This app typically takes about 3 to 20 minutes to run, depending on how many other jobs are queued or running.

Be sure to save your Narrative frequently, using the Save button at the top right of the screen.

Step 3. Look at the output

When the job finishes, you will see an output cell below the app. Also notice your Data Panel. It now contains the Tree object.

Examine the output cell containing the species tree of the E. coli K-12 genome and its 10 closest relatives. If you click on an internal parent node, all of its children will collapse and the node will turn green. (Note that this may reconfigure the tree topology.) To display the children again, click the green node. Clicking on a terminal node will bring up (in a new browser tab) a page of information about the corresponding genome. (Note that Data Landing pages, such as this one, are still in development.)

If you click on the green Change layout button in the top right corner of the cell (you may need to scroll to see it), the tree layout will switch to a circular format.

Step 4. Download the results

Download options for the data generated by this app are still in development. We hope to make this capability available soon.

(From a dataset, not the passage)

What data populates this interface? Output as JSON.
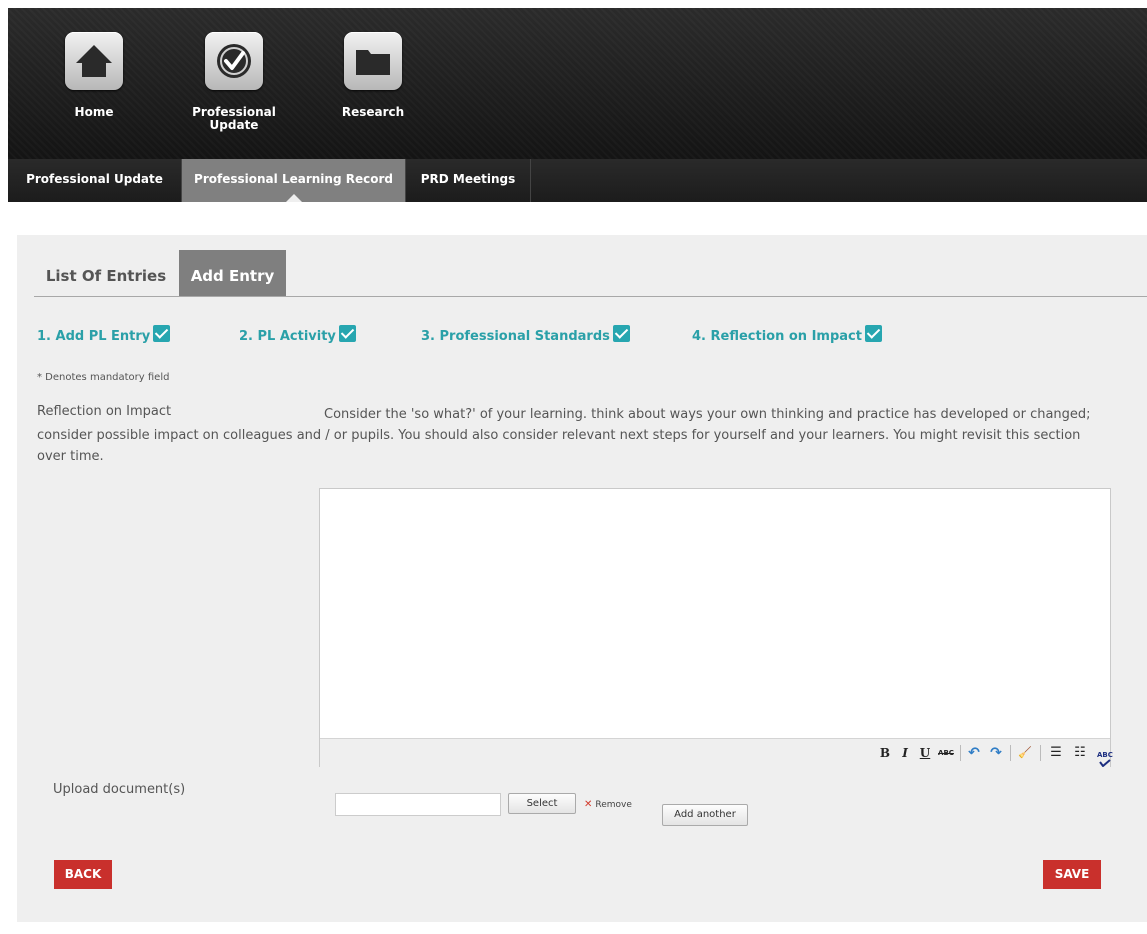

Biological use case

The Insert Genomes into Species Tree app allows users to rapidly create trees for genomes in KBase’s reference data collection without having to select the close relatives or generate the alignment and tree themselves. This capability enables users to easily and rapidly assess speciation events and to quickly select genomes for further analyses.

In this use case, we will generate a tree for the Mycoplasma, which are a group of obligate intracellular bacterial pathogens that lack a cell wall. The Mycoplasma represent an interesting use case. According to the NCBI Taxonomy Browser, they belong to a phylum-level clade called the Tenericutes because they lack a cell wall (the term “Tenericute” was coined in the early 1980s to mean soft cuticle). We will assess the evolutionary history of the Mycoplasma using the Insert Genomes into Species Tree app.

First, create a new Narrative (or continue working with the one you already created). Using the Data Browser, add a Mycoplasma capricolum genome from KBase’s public reference data.


Next, add the Insert Genomes into Species Tree app to your Narrative, and select the Mycoplasma capricolum genome from the dropdown menu for the Genome field. We will use 100 neighbors and call the resulting tree “Mycoplasma_tree.” Name the genome set “Mycoplasma_set.”

Click Run to start the analysis, which may take up to 20 minutes to run.

CompareGenomes06Be sure to save your Narrative frequently, using the Save button at the top right of the screen.

When the job completes, you will see a very large tree of Mycoplasma strains and their associated relatives.


If you collapse some shorter branches, you will notice that the Mycoplasma and other wall-less organisms (the ones with “plasma” in their names) share a branch with Lactobacillus, a low G+C Gram positive bacterium that has a cell wall. Thus the tree is suggesting that the ancestor of the Mycoplasma was an organism with a cell wall, and that during their evolutionary history, the Mycoplasmas became host-associated and the cell wall was ultimately lost.



Further analysis and next steps

The Genome Set object generated by this app can be used as input for the Compare Genomes from Pangenome app. We encourage you to take a moment to familiarize yourself with the tutorial on building a pangenome and as an exercise, see if you can curate the genome set and build a pangenome in the Narrative Interface to identify genes involved in cell wall biosynthesis.